A counterexample to the above argument would be the case involving former U.S. Senate aide Jessica Cutler and her "sexual escapades". (Note: If I were the kind of person that said "LOL", now would definitely be a time that it would be said.) Robert Steinbuch did not sue her because what she said was untrue; Steinbuch sued her over an "invasion of privacy", which is not mentioned in the first amendment anywhere ever, and yet somehow we've come to interpret those few lines so that they protect a person's privacy. And here again we return to the subject of our favorite living document, the Constitution, and how the interpretation of just a few words in it can destroy a person's life and well-being, which is so crazy.
But on the other hand, I understand that people use the internet to vent their frustrations and assume that there will be no consequences. People have this idea that the internet is some giant sandbox-place where anyone can say anything that they want about anyone and not feel any of the repercussions. They need to realize that what they say does have an effect, whether they're aware of it or not. These little postings can ruin a person's reputation and in turn ruin their business or career, and all because someone decided to make a blog.

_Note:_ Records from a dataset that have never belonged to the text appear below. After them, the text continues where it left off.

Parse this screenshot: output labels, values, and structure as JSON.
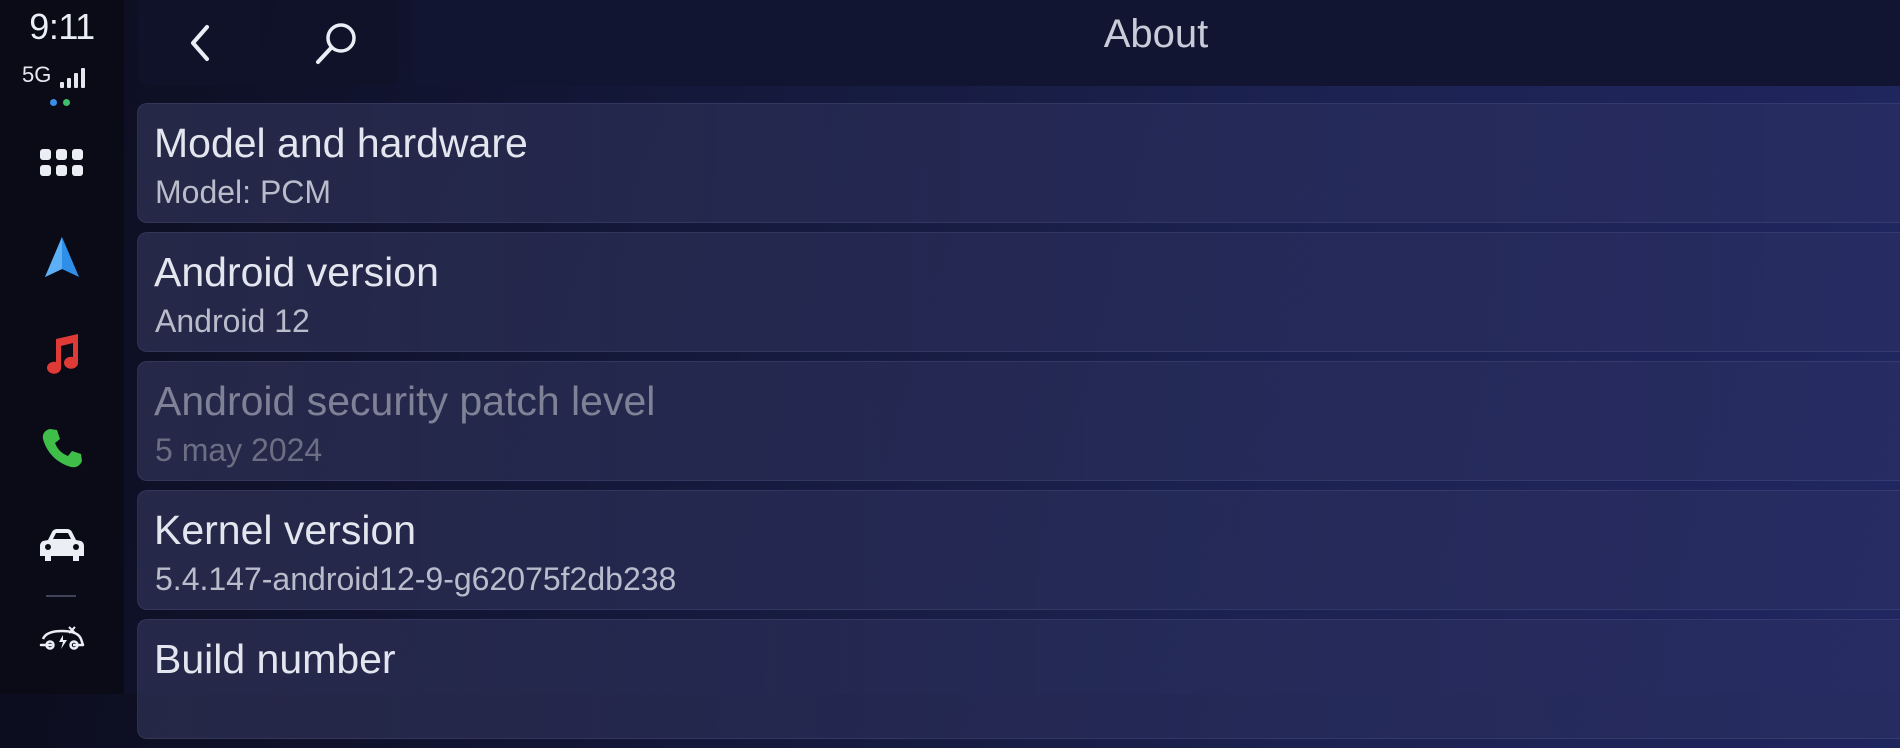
{
  "status": {
    "time": "9:11",
    "network": "5G",
    "signal_bars": 4
  },
  "colors": {
    "nav_arrow": "#2f8fe8",
    "music_note": "#e03a36",
    "phone": "#3fbf4a",
    "dot_blue": "#3a8ee6",
    "dot_green": "#3fbf6a"
  },
  "rail": {
    "items": [
      {
        "icon": "app-grid-icon"
      },
      {
        "icon": "navigation-arrow-icon"
      },
      {
        "icon": "music-note-icon"
      },
      {
        "icon": "phone-icon"
      },
      {
        "icon": "car-icon"
      },
      {
        "icon": "ev-charging-car-icon"
      }
    ]
  },
  "header": {
    "back_icon": "chevron-left-icon",
    "search_icon": "search-icon",
    "title": "About"
  },
  "list": {
    "items": [
      {
        "title": "Model and hardware",
        "subtitle": "Model: PCM",
        "enabled": true
      },
      {
        "title": "Android version",
        "subtitle": "Android 12",
        "enabled": true
      },
      {
        "title": "Android security patch level",
        "subtitle": "5 may 2024",
        "enabled": false
      },
      {
        "title": "Kernel version",
        "subtitle": "5.4.147-android12-9-g62075f2db238",
        "enabled": true
      },
      {
        "title": "Build number",
        "subtitle": "",
        "enabled": true
      }
    ]
  }
}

But censorship of the Internet has a very dictator-type feeling about it, doesn't it? And people have used the Internet to bypass crazy totalitarian government censorship and stay in touch with the rest of the world, like in China during the Tiananmen Square rebellion, and also those nice people in Yugoslavia who exercised their right to freedom of speech to broadcast some radio program or something when one of the last dictatorial governments in Europe shut down all other forms of broadcasting. And even the U.S. government tried to censor the Internet via the Communications Decency Act, which tried to eliminate the distribution of adult material over the Web. Needless to say, people were not happy about this and, following the emergence of a blue ribbon campaign supporting freedom of speech on the Internet, the act was found unconstitutional. Because people need their porn, gosh darn it! (This is another one of those "LOL" moments I mentioned.)
I am very torn on this issue! Because I do think that there are certain cases where censorship would have eliminated the problem at the get-go, but again, it's just not possible to censor the entire Internet while upholding the right to freedom of speech. So I am going to have to say that I do not support censoring the Internet. There are some cases where people are actually harmed, and I think that those are important and the culprit should be punished by way of a guillotine or whatever the court deems suitable, but we can't destroy other people over petty things, like whether or not someone's gay or not or whether they have the clap. If we begin to censor the Internet that way, then what's next? The censorship of life (which happened on a wonderfully funny episode of Family Guy; may I just tell you, it did not end in the FCC's favor)? Hey, do you know who else basically tried to censor life? Pretty much every bad-guy-dictator ever, you say? Well, you would be correct there, my friend.